Presentation on theme: "Using a Process Syllabus for Teacher Training Programs."— Presentation transcript:
Using a Process Syllabus for Teacher Training Programs
Context South Korea (elementary school) low confidence (especially in speaking) high stakes evaluation high expectations
The content of the course was useful and relevant. The Problem Participants were not satisfied with the content of the teacher training program. GNUE Exit Survey 2009
Why? Course book was a beginner level conversation textbook *topics didnt address the trainees needs Introductions Family & Friends Hobbies Routines Likes & Dislikes Where I Live Etc.
Asking the Right Question Give them what they want. ask trainees what they want to study
What do you fear about teaching English? Asking the Right Question
The Process Syllabus The process syllabus focuses on three processes: communicating, learning and the purposeful social activity of teaching and learning in the classroom. Breen (1987a: 166) Often involves project work … [in which] learners exercise control over the content of the project and the forms of input and output. Collaboration and communication among learners … is viewed as an opportunity for language learning. Benson (2001: 165)
The Approach Project: TEE Phrasebank* design and script lesson plans lesson objectives (national curriculum) and information about class composition and character provided by teacher * bank (database) of classroom English expressions intended to address the communicative needs of the teacher as they occur during the course of a routine lesson
Task - Direction Class Description: There are 20 students and they are 8 & 9 year olds. They have a good level of English for their age. They are able to read and write at a basic level. The students are generally well behaved, but they are easily distracted. They enjoy games, working with realia, and activities that involve making things and drawing. Some of the boys can be a little noisy during competitive games or activities. In the previous class theyve learned a song about jungle animals. Main Aim for lesson: Students are able to understand the meaning and form of Comparatives. Students are able to make use of comparatives in a conversational situation. Supplemental Aim for lesson: Students learn vocabulary such as big, small, long, smart, thin, etc.
Task Selection After listening to the description, the class divides into Action Groups. Using the Task Selection Worksheet, each group suggests an activity suitable to the particular class.
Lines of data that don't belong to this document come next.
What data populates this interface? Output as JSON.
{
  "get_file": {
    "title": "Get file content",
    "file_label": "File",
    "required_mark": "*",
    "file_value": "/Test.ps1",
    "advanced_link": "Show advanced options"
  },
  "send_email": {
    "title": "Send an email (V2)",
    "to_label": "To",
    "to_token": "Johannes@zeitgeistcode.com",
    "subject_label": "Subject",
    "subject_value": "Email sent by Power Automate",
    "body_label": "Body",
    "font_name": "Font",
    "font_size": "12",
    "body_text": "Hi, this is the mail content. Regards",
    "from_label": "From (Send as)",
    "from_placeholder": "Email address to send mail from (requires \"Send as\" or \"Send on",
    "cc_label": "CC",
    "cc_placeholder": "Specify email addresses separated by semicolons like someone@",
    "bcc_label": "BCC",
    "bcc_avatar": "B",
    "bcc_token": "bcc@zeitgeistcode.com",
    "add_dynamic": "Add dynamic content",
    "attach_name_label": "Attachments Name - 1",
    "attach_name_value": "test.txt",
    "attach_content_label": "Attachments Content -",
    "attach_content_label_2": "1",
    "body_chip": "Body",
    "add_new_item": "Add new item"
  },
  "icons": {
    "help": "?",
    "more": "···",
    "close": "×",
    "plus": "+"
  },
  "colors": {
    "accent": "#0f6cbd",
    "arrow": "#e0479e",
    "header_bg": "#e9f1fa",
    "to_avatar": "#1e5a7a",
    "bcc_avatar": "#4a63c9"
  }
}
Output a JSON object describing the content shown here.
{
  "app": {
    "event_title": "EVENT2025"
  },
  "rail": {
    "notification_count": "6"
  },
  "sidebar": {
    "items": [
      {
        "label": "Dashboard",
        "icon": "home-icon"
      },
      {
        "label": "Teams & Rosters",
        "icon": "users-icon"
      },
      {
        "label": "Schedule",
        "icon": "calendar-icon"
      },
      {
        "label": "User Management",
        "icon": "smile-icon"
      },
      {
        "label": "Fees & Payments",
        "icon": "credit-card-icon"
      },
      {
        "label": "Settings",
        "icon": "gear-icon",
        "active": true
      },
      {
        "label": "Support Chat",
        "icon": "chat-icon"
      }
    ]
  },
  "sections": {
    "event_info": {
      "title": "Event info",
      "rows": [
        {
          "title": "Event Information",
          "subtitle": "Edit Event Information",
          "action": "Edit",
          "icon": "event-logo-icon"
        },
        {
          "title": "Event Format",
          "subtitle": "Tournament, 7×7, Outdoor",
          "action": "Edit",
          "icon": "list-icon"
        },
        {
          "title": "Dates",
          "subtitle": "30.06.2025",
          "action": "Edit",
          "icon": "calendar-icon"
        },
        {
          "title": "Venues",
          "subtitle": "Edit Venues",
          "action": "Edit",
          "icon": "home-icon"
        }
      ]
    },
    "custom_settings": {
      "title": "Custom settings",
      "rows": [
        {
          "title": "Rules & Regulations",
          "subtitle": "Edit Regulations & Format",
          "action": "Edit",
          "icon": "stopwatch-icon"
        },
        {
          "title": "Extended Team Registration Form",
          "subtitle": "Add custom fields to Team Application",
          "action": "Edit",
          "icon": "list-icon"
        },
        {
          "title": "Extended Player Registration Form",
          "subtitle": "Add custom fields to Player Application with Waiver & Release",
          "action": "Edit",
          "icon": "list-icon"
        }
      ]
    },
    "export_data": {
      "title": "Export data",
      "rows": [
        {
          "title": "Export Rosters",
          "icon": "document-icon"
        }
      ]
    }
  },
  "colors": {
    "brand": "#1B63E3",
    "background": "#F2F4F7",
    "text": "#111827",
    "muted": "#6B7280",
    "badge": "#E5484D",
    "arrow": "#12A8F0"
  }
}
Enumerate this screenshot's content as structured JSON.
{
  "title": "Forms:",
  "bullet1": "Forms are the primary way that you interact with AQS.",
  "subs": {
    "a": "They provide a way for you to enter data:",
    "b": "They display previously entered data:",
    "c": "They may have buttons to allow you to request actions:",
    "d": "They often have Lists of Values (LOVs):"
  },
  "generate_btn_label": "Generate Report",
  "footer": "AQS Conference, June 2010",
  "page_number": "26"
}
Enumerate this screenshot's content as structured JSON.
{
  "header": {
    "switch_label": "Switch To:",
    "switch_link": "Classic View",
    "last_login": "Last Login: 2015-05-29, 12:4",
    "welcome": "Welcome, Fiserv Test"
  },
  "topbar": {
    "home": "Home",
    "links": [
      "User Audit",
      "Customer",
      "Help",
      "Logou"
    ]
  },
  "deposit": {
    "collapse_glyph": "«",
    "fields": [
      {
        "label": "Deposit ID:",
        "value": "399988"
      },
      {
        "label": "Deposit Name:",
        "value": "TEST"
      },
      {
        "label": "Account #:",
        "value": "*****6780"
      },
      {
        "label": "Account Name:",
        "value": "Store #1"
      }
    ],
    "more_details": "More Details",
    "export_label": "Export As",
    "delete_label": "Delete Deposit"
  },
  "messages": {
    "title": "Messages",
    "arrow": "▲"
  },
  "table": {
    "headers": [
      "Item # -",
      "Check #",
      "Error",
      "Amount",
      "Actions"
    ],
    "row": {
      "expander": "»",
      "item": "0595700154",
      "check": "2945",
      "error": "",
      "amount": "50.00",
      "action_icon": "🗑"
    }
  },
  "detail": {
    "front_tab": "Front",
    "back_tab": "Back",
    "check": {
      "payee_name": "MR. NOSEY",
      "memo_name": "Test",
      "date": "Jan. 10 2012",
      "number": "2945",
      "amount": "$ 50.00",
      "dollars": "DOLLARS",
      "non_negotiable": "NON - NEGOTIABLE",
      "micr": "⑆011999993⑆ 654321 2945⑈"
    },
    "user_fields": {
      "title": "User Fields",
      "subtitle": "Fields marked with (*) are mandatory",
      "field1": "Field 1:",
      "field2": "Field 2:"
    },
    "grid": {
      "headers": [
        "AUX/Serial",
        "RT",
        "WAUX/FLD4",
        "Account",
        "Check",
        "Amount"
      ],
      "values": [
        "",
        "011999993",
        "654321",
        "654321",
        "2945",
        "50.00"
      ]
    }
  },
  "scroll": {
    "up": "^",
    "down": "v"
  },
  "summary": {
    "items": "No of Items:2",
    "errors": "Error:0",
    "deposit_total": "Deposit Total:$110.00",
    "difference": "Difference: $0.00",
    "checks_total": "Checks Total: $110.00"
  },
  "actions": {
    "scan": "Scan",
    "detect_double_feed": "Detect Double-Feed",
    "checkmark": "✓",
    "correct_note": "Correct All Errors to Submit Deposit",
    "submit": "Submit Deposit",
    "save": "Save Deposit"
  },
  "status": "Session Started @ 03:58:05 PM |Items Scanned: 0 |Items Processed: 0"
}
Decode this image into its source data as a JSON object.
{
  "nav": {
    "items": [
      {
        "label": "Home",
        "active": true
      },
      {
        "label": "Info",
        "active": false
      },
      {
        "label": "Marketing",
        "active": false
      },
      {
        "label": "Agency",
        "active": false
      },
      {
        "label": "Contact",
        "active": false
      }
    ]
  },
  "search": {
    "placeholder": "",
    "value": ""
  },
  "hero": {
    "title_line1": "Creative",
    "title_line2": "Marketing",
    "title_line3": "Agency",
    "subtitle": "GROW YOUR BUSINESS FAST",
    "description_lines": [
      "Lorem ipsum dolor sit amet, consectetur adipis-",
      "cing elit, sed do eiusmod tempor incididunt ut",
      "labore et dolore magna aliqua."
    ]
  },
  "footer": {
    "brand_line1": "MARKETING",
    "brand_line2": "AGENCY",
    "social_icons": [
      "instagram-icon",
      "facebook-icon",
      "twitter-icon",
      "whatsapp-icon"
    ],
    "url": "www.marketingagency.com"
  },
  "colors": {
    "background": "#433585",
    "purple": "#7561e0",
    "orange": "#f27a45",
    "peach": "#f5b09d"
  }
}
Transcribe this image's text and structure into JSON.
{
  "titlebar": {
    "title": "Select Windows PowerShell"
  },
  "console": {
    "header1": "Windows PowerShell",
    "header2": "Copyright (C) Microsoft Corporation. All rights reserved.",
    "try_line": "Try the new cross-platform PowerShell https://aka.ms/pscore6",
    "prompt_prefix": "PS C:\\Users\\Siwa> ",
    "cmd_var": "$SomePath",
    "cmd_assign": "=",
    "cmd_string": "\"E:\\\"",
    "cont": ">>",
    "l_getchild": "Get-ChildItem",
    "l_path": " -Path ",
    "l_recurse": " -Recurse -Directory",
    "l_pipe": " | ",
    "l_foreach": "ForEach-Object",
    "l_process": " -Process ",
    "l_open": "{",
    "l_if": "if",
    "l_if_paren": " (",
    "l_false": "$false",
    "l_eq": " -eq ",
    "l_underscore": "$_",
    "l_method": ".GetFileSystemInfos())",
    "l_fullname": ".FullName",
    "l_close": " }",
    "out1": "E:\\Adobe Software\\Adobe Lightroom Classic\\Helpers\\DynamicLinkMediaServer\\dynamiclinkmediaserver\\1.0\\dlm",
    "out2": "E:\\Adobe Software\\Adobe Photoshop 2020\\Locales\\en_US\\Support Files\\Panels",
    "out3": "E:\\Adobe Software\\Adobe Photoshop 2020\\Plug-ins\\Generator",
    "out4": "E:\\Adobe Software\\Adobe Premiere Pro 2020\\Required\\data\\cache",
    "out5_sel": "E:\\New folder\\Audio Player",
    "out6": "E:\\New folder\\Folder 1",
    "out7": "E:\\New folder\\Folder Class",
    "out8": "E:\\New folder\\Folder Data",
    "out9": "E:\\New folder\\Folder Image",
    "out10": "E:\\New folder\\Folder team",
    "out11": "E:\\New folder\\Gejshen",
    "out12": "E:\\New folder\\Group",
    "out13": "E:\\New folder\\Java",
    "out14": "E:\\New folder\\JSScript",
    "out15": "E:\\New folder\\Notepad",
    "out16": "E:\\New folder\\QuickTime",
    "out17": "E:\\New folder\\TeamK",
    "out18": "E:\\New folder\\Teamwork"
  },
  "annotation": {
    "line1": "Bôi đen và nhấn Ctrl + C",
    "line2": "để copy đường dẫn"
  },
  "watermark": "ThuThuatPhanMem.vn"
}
Action Meeting Action Meetings are whole group discussions during which each Action Group… o briefly presents their lesson task o listens to the lesson tasks proposed by other groups o discusses the benefits and drawbacks of each lesson task o chooses the most suitable task
Task Design After the Action Meeting, the class once again divides into Action Groups. Each group prepares a description of the lesson task.
Task Design Each Action Group also makes a list of appropriate classroom English expressions to be included in the TEE Phrasebank
Task Demonstration each Action Group takes a turn presenting their lesson task one teacher facilitates the task others revise and expand the TEE Phrasebank Following the demonstration, each group prepares and distributes a copy of their phrasebank (template provided by teacher)
References Benson, P. (2001). Autonomy in language learning. Harlow, UK: Pearson Education Limited. Breen, M.P. (1987) Contemporary paradigms in syllabus design, Language Teaching, 20.3:
Research Questions 1) Was the new curriculum effective? Does it have a positive effect on trainees perceptions of their communicative competence and preparedness for TEE (Teaching English in English)? 2) Was the project (TEE Phrasebank) useful and relevant? 3) Does giving participants greater control over the content and process of learning result in a shift in attitude toward professional development activities such as in-service teacher training?
Data Sources 5-point Likert Scale exit survey video of Action Meeting and Task Design phases biographical and professional information
I feel more prepared for Teaching English in English (TEE) than I did before the course.
The classroom activities were useful and relevant.
The TEE Phrasebank will be useful in future teaching situations.
I am more positive about participating in professional development courses than before.
I would be interested in participating in a similar course again in the future.
The unfulfilled prophesy Expected that participants would be inhibited by various affective factors: age gender professional experience / academic pedigree English proficiency